Aim of the exercise: Below are some records. Say how many of their lines contain the string "thumb", and give nothing but the number.

*** Opening of Given records ***

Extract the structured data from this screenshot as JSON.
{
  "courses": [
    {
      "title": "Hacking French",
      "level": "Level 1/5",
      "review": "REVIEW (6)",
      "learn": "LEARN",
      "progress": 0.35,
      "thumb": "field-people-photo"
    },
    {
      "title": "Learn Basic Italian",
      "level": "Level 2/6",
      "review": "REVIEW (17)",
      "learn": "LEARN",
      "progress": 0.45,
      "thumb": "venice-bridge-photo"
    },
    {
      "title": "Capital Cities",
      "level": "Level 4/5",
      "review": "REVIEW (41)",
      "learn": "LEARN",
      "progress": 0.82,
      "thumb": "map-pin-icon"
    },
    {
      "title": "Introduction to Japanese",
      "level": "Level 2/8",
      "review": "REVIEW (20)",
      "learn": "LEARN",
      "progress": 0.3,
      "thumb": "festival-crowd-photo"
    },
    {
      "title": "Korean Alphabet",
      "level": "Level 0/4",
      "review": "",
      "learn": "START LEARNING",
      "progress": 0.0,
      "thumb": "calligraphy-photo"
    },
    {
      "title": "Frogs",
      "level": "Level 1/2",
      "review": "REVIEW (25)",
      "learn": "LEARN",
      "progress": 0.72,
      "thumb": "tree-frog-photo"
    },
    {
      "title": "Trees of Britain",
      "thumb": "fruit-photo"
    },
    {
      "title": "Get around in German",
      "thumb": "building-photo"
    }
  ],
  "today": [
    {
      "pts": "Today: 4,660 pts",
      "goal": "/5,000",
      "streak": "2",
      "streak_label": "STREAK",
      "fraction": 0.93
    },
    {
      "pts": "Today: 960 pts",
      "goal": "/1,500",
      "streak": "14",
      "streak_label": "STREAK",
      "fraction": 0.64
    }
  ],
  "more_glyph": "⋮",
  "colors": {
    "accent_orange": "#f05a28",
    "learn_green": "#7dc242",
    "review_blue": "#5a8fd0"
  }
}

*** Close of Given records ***

Output: 8